→ WHAT TO PRODUCE
Repeat the entries exactly but omit the pictures.

→ ENTRIES SUPPLIED

################

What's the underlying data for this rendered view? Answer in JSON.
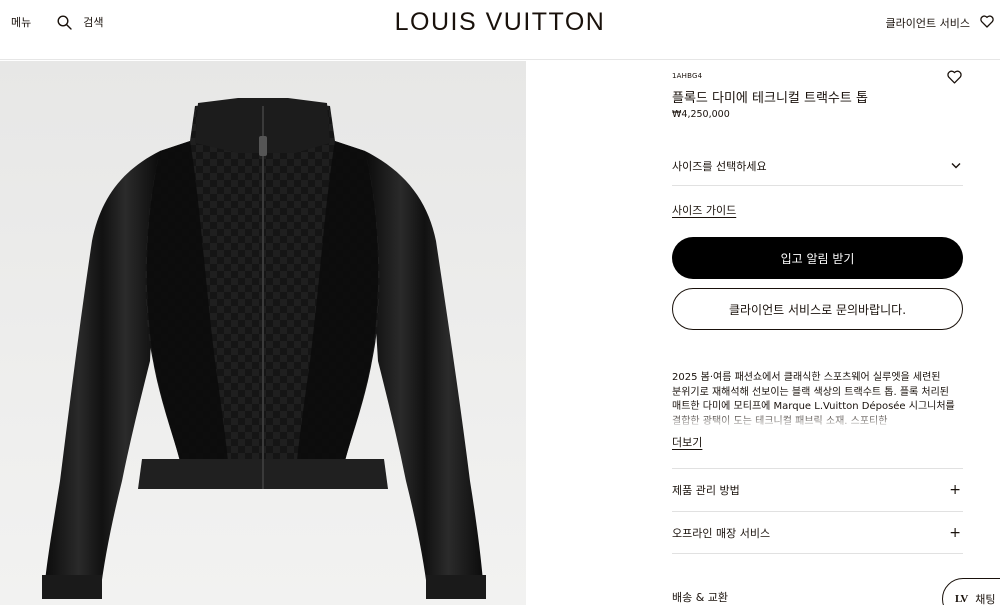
{
  "header": {
    "menu_label": "메뉴",
    "search_label": "검색",
    "logo": "LOUIS VUITTON",
    "client_service_label": "클라이언트 서비스"
  },
  "product": {
    "sku": "1AHBG4",
    "name": "플록드 다미에 테크니컬 트랙수트 톱",
    "price": "₩4,250,000",
    "size_select_label": "사이즈를 선택하세요",
    "size_guide_label": "사이즈 가이드",
    "primary_button": "입고 알림 받기",
    "secondary_button": "클라이언트 서비스로 문의바랍니다.",
    "description": "2025 봄·여름 패션쇼에서 클래식한 스포츠웨어 실루엣을 세련된 분위기로 재해석해 선보이는 블랙 색상의 트랙수트 톱. 플록 처리된 매트한 다미에 모티프에 Marque L.Vuitton Déposée 시그니처를 결합한 광택이 도는 테크니컬 패브릭 소재. 스포티한",
    "more_label": "더보기",
    "accordions": [
      "제품 관리 방법",
      "오프라인 매장 서비스"
    ],
    "shipping_label": "배송 & 교환"
  },
  "chat": {
    "monogram": "LV",
    "label": "채팅"
  },
  "icons": {
    "search": "search-icon",
    "wishlist": "heart-icon",
    "chevron": "chevron-down-icon",
    "expand": "plus-icon"
  },
  "colors": {
    "text": "#19110b",
    "button_primary": "#000000",
    "image_bg": "#ebebea",
    "divider": "#e1e1e1"
  }
}
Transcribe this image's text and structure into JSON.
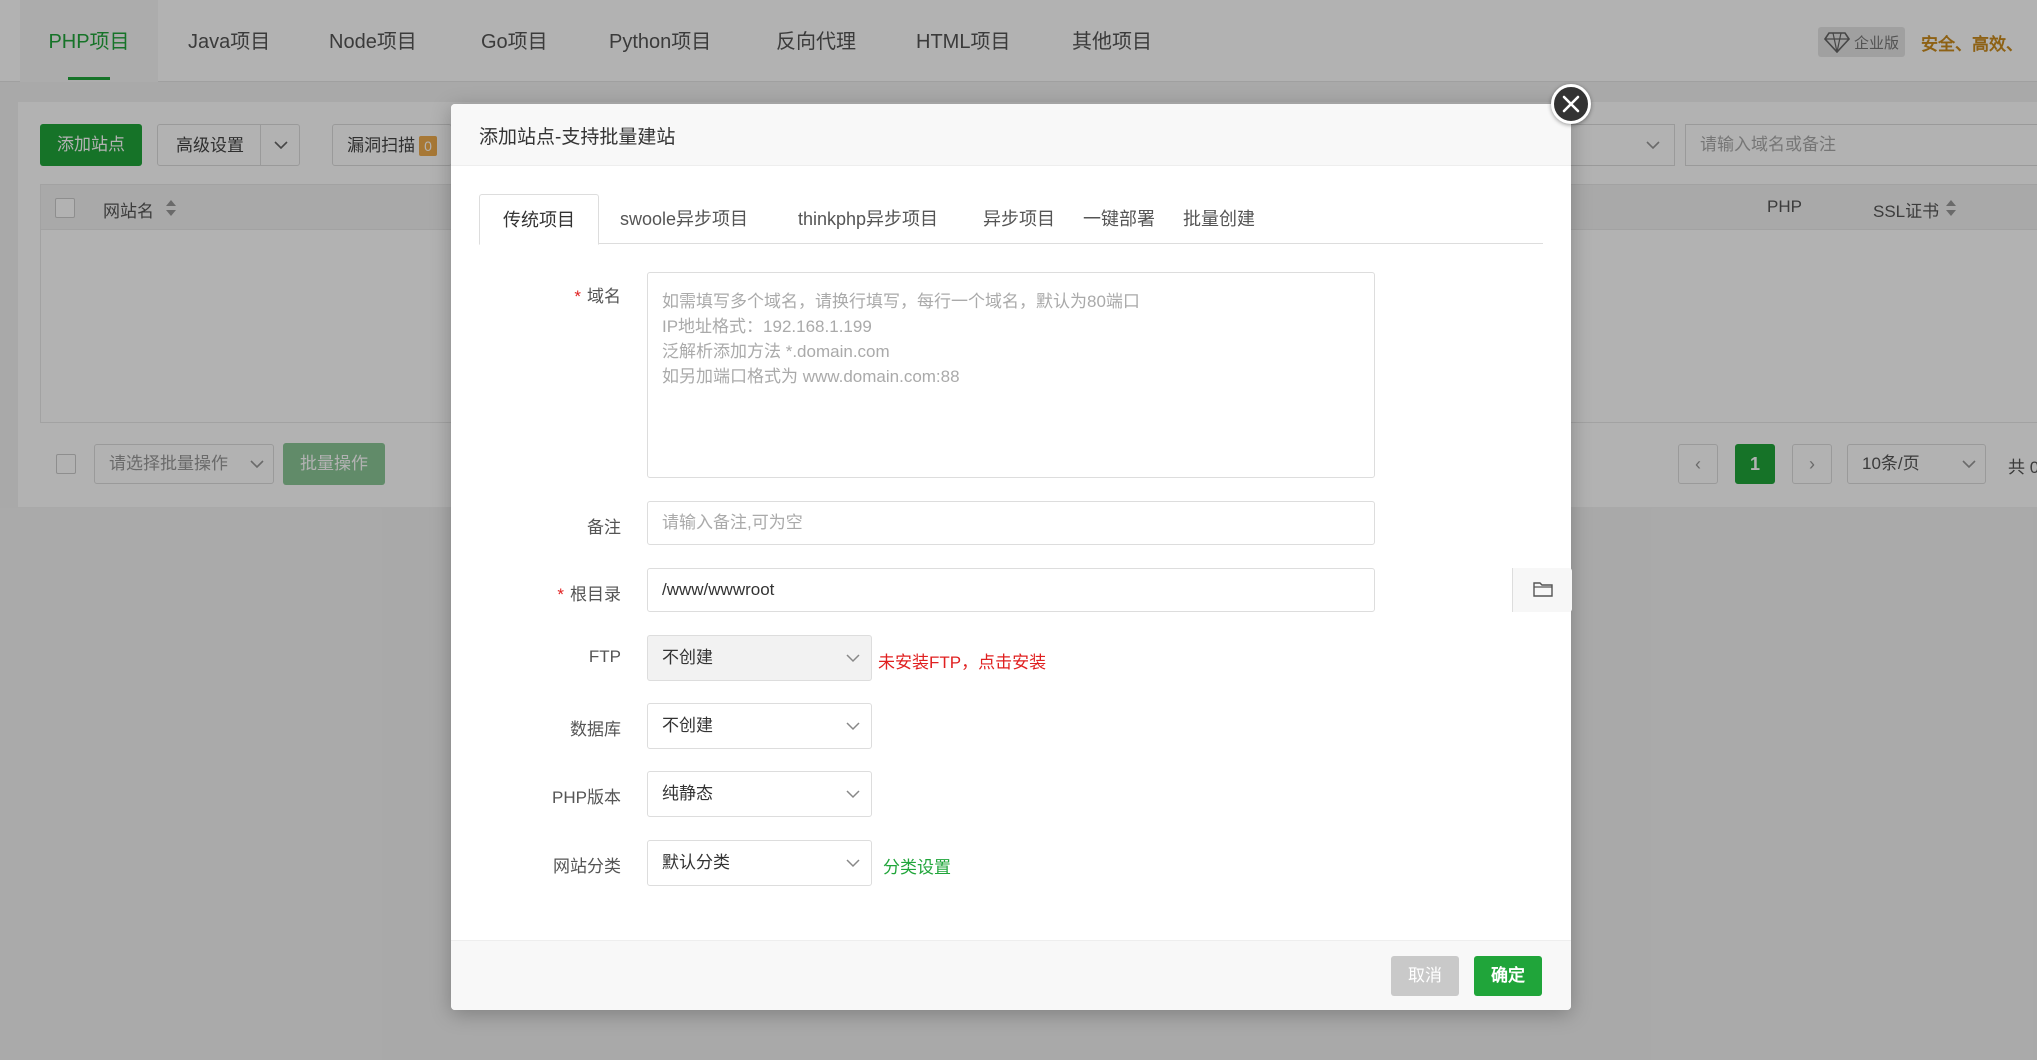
{
  "topnav": {
    "tabs": [
      "PHP项目",
      "Java项目",
      "Node项目",
      "Go项目",
      "Python项目",
      "反向代理",
      "HTML项目",
      "其他项目"
    ],
    "enterprise_label": "企业版",
    "slogan": "安全、高效、"
  },
  "toolbar": {
    "add_site": "添加站点",
    "advanced": "高级设置",
    "vuln_scan": "漏洞扫描",
    "vuln_count": "0",
    "search_placeholder": "请输入域名或备注"
  },
  "table": {
    "col_name": "网站名",
    "col_php": "PHP",
    "col_ssl": "SSL证书"
  },
  "bottom": {
    "batch_select_placeholder": "请选择批量操作",
    "batch_button": "批量操作",
    "page_current": "1",
    "page_size": "10条/页",
    "total_prefix": "共 0"
  },
  "dialog": {
    "title": "添加站点-支持批量建站",
    "tabs": [
      "传统项目",
      "swoole异步项目",
      "thinkphp异步项目",
      "异步项目",
      "一键部署",
      "批量创建"
    ],
    "domain": {
      "label": "域名",
      "placeholder_lines": [
        "如需填写多个域名，请换行填写，每行一个域名，默认为80端口",
        "IP地址格式：192.168.1.199",
        "泛解析添加方法 *.domain.com",
        "如另加端口格式为 www.domain.com:88"
      ]
    },
    "remark": {
      "label": "备注",
      "placeholder": "请输入备注,可为空"
    },
    "root": {
      "label": "根目录",
      "value": "/www/wwwroot"
    },
    "ftp": {
      "label": "FTP",
      "value": "不创建",
      "hint": "未安装FTP，点击安装"
    },
    "database": {
      "label": "数据库",
      "value": "不创建"
    },
    "php": {
      "label": "PHP版本",
      "value": "纯静态"
    },
    "category": {
      "label": "网站分类",
      "value": "默认分类",
      "link": "分类设置"
    },
    "cancel": "取消",
    "confirm": "确定"
  },
  "colors": {
    "primary": "#20a53a",
    "danger": "#e02020",
    "warning": "#cb8b1d"
  }
}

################

→ EXERCISE ANSWER
What's the underlying data for this rendered view? Answer in JSON.
{
  "header": {
    "menu_label": "메뉴",
    "search_label": "검색",
    "logo": "LOUIS VUITTON",
    "client_service_label": "클라이언트 서비스"
  },
  "product": {
    "sku": "1AHBG4",
    "name": "플록드 다미에 테크니컬 트랙수트 톱",
    "price": "₩4,250,000",
    "size_select_label": "사이즈를 선택하세요",
    "size_guide_label": "사이즈 가이드",
    "primary_button": "입고 알림 받기",
    "secondary_button": "클라이언트 서비스로 문의바랍니다.",
    "description": "2025 봄·여름 패션쇼에서 클래식한 스포츠웨어 실루엣을 세련된 분위기로 재해석해 선보이는 블랙 색상의 트랙수트 톱. 플록 처리된 매트한 다미에 모티프에 Marque L.Vuitton Déposée 시그니처를 결합한 광택이 도는 테크니컬 패브릭 소재. 스포티한",
    "more_label": "더보기",
    "accordions": [
      "제품 관리 방법",
      "오프라인 매장 서비스"
    ],
    "shipping_label": "배송 & 교환"
  },
  "chat": {
    "monogram": "LV",
    "label": "채팅"
  },
  "icons": {
    "search": "search-icon",
    "wishlist": "heart-icon",
    "chevron": "chevron-down-icon",
    "expand": "plus-icon"
  },
  "colors": {
    "text": "#19110b",
    "button_primary": "#000000",
    "image_bg": "#ebebea",
    "divider": "#e1e1e1"
  }
}
Transcribe this image's text and structure into JSON.
{
  "topnav": {
    "tabs": [
      "PHP项目",
      "Java项目",
      "Node项目",
      "Go项目",
      "Python项目",
      "反向代理",
      "HTML项目",
      "其他项目"
    ],
    "enterprise_label": "企业版",
    "slogan": "安全、高效、"
  },
  "toolbar": {
    "add_site": "添加站点",
    "advanced": "高级设置",
    "vuln_scan": "漏洞扫描",
    "vuln_count": "0",
    "search_placeholder": "请输入域名或备注"
  },
  "table": {
    "col_name": "网站名",
    "col_php": "PHP",
    "col_ssl": "SSL证书"
  },
  "bottom": {
    "batch_select_placeholder": "请选择批量操作",
    "batch_button": "批量操作",
    "page_current": "1",
    "page_size": "10条/页",
    "total_prefix": "共 0"
  },
  "dialog": {
    "title": "添加站点-支持批量建站",
    "tabs": [
      "传统项目",
      "swoole异步项目",
      "thinkphp异步项目",
      "异步项目",
      "一键部署",
      "批量创建"
    ],
    "domain": {
      "label": "域名",
      "placeholder_lines": [
        "如需填写多个域名，请换行填写，每行一个域名，默认为80端口",
        "IP地址格式：192.168.1.199",
        "泛解析添加方法 *.domain.com",
        "如另加端口格式为 www.domain.com:88"
      ]
    },
    "remark": {
      "label": "备注",
      "placeholder": "请输入备注,可为空"
    },
    "root": {
      "label": "根目录",
      "value": "/www/wwwroot"
    },
    "ftp": {
      "label": "FTP",
      "value": "不创建",
      "hint": "未安装FTP，点击安装"
    },
    "database": {
      "label": "数据库",
      "value": "不创建"
    },
    "php": {
      "label": "PHP版本",
      "value": "纯静态"
    },
    "category": {
      "label": "网站分类",
      "value": "默认分类",
      "link": "分类设置"
    },
    "cancel": "取消",
    "confirm": "确定"
  },
  "colors": {
    "primary": "#20a53a",
    "danger": "#e02020",
    "warning": "#cb8b1d"
  }
}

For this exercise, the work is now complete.